[Task inputs]

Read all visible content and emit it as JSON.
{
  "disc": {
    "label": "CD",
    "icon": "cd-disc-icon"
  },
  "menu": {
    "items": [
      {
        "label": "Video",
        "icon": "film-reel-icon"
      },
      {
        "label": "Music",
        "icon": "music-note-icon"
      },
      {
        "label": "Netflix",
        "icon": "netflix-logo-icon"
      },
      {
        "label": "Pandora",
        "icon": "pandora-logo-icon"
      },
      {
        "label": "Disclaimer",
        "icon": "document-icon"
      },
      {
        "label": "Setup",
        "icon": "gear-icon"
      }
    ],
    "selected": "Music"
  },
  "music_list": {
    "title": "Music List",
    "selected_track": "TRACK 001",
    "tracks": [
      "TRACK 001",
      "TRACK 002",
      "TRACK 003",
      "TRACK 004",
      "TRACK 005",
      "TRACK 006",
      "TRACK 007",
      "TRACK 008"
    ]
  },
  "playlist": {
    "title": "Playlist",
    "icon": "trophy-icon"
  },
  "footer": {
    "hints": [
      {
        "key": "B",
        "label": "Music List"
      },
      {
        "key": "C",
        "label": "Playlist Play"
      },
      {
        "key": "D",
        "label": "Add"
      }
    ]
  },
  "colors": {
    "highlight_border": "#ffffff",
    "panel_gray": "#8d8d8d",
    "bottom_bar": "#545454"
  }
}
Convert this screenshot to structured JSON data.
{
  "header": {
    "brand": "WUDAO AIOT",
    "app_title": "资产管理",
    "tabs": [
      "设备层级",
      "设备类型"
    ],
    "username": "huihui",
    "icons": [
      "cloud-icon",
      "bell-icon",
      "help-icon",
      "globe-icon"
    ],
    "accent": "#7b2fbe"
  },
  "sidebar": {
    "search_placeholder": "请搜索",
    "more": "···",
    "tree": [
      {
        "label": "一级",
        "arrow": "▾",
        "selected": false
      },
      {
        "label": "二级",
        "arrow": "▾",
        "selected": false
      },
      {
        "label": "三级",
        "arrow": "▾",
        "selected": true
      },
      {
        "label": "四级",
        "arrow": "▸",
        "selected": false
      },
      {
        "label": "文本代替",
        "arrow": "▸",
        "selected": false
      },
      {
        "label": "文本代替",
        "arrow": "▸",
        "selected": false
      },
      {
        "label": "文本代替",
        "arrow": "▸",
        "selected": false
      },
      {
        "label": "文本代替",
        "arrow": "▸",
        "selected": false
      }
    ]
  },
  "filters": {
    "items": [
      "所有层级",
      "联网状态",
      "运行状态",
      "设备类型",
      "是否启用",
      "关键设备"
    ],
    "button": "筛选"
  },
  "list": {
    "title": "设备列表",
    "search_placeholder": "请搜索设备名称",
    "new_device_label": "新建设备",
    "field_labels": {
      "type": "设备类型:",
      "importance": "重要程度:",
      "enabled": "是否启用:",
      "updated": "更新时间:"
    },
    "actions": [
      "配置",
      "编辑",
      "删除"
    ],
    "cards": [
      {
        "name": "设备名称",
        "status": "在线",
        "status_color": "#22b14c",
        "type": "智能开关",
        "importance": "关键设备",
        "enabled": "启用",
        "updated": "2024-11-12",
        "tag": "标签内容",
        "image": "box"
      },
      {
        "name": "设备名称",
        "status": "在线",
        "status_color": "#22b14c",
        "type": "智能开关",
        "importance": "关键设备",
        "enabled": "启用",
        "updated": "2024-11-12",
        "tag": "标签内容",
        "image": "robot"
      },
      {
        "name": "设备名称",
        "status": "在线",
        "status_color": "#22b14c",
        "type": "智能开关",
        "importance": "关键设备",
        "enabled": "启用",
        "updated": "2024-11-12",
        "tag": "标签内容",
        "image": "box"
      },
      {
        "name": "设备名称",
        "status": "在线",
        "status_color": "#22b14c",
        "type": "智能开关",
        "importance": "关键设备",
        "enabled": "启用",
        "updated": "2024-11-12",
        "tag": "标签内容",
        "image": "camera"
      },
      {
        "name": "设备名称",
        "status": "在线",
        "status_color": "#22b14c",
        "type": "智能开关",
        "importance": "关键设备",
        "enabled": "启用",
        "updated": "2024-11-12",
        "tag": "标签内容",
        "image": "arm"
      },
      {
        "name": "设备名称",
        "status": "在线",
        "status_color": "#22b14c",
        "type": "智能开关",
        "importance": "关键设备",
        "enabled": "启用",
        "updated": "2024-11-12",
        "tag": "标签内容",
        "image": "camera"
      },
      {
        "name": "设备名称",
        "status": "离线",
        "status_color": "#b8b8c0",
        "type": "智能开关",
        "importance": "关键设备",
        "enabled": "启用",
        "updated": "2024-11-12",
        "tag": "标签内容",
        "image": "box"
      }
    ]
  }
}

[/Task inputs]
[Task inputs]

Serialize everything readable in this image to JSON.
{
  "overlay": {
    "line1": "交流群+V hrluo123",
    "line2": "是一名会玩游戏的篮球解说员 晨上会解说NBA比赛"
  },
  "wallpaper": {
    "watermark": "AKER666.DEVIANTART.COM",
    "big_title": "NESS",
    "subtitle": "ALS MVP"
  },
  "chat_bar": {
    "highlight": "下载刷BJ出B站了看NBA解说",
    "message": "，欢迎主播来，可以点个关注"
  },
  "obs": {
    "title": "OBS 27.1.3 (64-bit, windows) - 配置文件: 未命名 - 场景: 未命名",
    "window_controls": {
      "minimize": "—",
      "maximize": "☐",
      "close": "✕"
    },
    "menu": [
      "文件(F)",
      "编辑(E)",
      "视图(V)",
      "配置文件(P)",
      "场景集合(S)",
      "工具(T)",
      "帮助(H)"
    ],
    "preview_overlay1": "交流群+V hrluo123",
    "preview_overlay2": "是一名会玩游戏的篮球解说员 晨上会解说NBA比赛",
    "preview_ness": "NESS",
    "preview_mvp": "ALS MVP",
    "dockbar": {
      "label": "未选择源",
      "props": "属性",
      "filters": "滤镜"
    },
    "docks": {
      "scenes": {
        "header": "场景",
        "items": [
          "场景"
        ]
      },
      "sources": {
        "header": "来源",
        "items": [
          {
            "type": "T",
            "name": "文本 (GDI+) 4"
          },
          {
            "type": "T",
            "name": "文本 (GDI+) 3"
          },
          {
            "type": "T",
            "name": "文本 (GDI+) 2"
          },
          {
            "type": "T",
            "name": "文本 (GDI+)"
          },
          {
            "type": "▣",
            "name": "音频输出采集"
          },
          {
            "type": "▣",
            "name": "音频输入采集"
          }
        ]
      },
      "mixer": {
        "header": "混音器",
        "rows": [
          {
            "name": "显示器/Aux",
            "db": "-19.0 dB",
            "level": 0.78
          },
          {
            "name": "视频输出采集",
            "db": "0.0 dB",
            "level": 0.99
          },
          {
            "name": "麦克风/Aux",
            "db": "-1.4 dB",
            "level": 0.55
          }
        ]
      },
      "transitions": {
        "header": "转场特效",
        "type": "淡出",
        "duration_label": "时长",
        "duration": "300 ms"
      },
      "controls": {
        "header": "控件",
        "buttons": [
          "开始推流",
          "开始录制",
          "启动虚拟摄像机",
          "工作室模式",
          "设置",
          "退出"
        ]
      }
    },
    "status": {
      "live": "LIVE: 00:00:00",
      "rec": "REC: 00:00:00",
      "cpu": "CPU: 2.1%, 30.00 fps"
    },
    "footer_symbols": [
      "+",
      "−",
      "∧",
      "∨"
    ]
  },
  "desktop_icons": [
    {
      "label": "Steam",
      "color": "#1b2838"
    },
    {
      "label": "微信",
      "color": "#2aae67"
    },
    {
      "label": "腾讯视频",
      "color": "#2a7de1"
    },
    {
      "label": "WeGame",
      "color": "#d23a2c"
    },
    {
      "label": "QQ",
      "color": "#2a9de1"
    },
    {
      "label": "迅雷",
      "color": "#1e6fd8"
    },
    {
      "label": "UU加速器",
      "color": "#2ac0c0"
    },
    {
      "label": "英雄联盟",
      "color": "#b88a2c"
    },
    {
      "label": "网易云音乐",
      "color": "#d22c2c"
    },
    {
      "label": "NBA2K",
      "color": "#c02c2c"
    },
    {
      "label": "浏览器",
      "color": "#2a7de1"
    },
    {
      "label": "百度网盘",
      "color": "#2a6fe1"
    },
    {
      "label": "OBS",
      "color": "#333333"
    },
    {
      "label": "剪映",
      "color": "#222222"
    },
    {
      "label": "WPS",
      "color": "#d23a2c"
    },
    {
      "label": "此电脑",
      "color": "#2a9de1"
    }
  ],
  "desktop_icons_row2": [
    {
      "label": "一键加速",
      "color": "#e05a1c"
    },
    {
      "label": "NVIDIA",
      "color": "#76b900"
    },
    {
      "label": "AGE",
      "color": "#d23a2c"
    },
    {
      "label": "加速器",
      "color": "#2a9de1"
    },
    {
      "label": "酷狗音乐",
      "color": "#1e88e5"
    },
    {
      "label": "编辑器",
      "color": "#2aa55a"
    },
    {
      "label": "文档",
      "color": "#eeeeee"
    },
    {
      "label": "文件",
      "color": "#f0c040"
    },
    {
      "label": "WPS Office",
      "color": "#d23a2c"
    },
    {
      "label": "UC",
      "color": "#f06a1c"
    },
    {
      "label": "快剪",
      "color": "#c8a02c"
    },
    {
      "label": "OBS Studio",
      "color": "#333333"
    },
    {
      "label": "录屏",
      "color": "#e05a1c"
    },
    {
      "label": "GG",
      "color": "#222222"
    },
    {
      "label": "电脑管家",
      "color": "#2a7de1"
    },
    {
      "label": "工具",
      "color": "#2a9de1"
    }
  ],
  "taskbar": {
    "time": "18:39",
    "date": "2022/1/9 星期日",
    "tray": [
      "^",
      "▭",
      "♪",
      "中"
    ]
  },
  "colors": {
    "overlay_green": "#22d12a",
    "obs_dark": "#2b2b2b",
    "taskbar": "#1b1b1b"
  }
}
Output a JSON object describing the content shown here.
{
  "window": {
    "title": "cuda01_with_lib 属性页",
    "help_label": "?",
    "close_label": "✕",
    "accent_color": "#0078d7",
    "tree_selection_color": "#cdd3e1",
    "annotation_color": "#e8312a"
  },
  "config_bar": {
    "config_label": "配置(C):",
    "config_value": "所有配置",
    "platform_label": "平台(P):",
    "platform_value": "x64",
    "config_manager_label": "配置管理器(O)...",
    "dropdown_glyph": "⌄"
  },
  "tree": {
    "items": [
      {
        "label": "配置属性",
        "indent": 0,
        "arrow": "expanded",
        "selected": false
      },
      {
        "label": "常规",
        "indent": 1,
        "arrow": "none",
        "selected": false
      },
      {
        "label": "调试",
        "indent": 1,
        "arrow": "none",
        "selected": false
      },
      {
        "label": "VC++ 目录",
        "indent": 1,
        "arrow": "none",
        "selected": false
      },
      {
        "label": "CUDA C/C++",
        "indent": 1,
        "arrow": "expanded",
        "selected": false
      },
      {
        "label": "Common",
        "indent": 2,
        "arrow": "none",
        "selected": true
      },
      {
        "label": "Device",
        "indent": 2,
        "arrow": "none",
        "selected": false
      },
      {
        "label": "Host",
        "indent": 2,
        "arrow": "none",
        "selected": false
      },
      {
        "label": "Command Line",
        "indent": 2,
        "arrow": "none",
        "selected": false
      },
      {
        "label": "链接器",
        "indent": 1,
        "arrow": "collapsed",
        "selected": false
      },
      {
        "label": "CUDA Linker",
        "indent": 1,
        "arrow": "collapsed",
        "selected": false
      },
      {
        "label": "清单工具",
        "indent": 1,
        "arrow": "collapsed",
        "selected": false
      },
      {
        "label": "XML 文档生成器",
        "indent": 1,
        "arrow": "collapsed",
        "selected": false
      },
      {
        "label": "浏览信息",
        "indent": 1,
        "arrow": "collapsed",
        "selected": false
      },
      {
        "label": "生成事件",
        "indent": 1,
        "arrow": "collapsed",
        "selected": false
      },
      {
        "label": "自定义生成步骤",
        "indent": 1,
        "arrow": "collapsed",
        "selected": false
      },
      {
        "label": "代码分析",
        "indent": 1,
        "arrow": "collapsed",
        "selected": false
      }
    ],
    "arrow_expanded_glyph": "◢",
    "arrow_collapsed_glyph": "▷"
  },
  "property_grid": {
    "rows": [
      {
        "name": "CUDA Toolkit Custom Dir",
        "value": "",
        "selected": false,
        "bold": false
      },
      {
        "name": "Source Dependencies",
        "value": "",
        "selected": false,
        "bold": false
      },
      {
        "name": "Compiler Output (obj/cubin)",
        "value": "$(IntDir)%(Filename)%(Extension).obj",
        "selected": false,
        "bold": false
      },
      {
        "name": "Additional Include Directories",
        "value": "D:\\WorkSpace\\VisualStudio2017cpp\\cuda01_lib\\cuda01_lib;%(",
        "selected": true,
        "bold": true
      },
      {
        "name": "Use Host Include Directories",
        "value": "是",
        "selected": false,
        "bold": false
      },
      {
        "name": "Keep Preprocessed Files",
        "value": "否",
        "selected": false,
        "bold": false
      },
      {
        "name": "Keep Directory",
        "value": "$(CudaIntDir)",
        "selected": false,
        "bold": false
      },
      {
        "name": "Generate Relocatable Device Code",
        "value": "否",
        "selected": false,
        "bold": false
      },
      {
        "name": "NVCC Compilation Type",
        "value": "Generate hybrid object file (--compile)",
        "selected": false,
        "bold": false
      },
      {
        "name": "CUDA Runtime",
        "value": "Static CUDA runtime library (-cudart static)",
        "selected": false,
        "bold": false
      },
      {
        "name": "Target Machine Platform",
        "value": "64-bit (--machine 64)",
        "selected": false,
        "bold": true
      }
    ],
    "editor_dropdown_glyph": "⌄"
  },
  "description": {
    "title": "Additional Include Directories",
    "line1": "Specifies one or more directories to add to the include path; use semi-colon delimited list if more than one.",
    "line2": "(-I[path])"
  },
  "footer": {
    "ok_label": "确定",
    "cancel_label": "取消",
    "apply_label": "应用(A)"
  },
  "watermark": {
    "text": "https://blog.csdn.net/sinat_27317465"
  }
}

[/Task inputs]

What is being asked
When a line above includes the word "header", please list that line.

Response
  "header": {
        "header": "场景",
        "header": "来源",
        "header": "混音器",
        "header": "转场特效",
        "header": "控件",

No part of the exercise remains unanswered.